Land-Grant Mission Tailor-Made for Boosting Post-Pandemic Recovery

Gracing the back wall of my office at the University of Vermont is an antique wooden desk that’s more than 150 years old. While it’s an undeniably handsome piece of 19th century craftsmanship, it serves much more than a decorative purpose. As the desk of Vermont Sen. Justin Morrill, the author of the Morrill Act of 1862 establishing the country’s first land-grant universities, it is m...

Hey Big Spenders: Spend a Little Less on Phone Lines and Package Delivery?

College and university leaders are fighting the battle of their lives to maximize their institutions’ financial wellbeing. With COVID-19 further weakening institutions’ financial positions, are there any hidden sources of savings still to be had? The answer, often, is yes—even for the many institutions who have already made substantial cuts. It is possible that 15% to 20% of expense...

And Now For Something Completely Uncomfortable: Estate Planning for Academia During COVID-19

Eleanor Roosevelt once said, “If life were predictable it would cease to be life, and be without flavor.” Her words are excellent guideposts as New England colleges and universities navigate the unknowns of educating students during COVID-19. Despite the precautions that institutions are taking, on-campus teaching and research are not totally risk-free. Neither, of course, is life itself...

Building the Brand: How the Physical Campus Shapes Student Experience (Even During a Pandemic)

The brand of a college or university is more than its logo or tagline. It's an accumulation of experiences for students, staff, faculty, alumni and community members. Marketing is part of it, but every time someone sets foot on your campus, they are walking into your brand. This fall, fewer students will be on campuses and they may be there with less frequency. COVID-19 won’t last forever...

Good Online Instruction Must Prioritize Student Motivation, Not Just Engagement

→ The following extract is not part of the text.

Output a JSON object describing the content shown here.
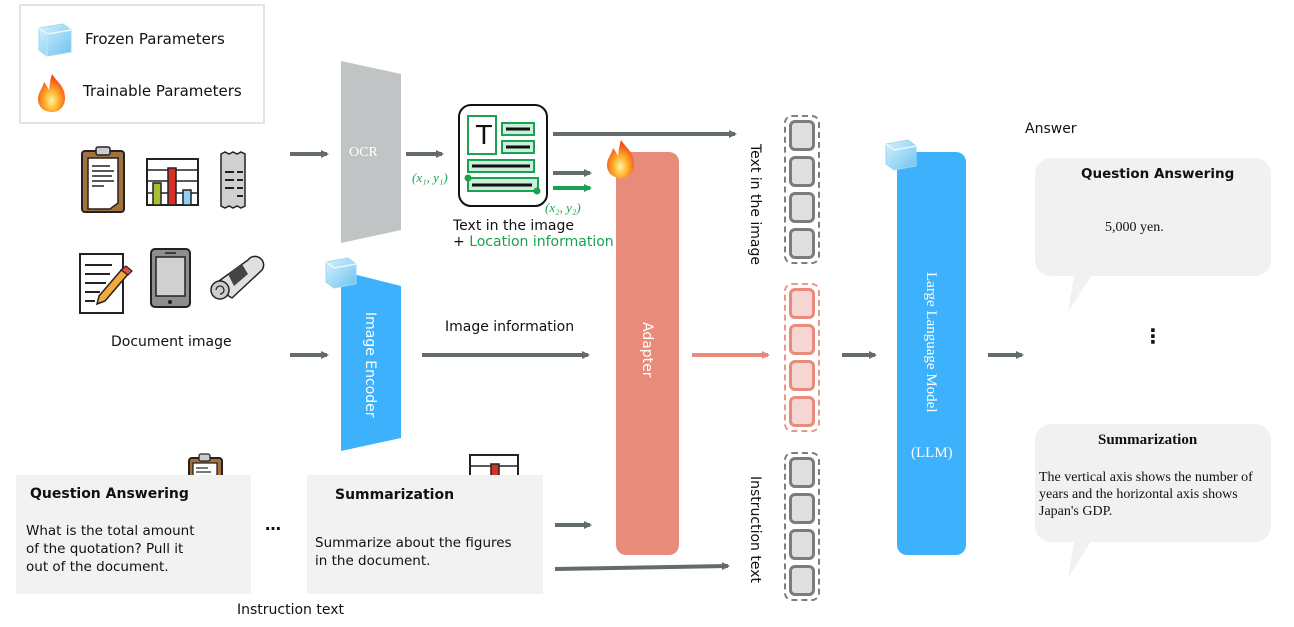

For the past several decades, student engagement has been an increasingly popular subject of research in higher education. A raft of studies, surveys and op-eds have put engagement at the center of the national narrative around student success—and at the top of the priority list for institutions seeking to support an increasingly diverse generation of learners. All that research suggests that in...

Can Online Learning Be Trauma-Responsive?

With the growing number of colleges moving to online learning, I have been asked: Can online learning incorporate trauma-responsive strategies? The short answer is yes. Before turning to specific pedagogical approaches, it is worth reiterating why trauma-responsiveness is so critical to learning at this moment. Pre-pandemic and before the current racial tensions and economic uncertainty, we wer...

Hello New England …

Becoming chancellor of the University of Massachusetts Boston is a humbling experience and a great responsibility for me—it is indeed the opportunity of a lifetime. As a kid who emigrated from Argentina to the U.S. to escape political unrest at age 17, with just a few dollars in my pocket, I was one of millions of Americans by-choice arriving over the years, searching for a better life. Settling...

Out of the Wreckage of COVID, the Rebirth of College Career Services

The COVID-19 pandemic has had a devastating impact on the labor market, with more than 40 million Americans who have filed for unemployment. Even as some states have attempted to reopen their economies, allowing 4 million people to head back to work, the unemployment rate still hovers around 16%. And we’re still in the early innings of recovery—perhaps even just batting practice. The recovery ...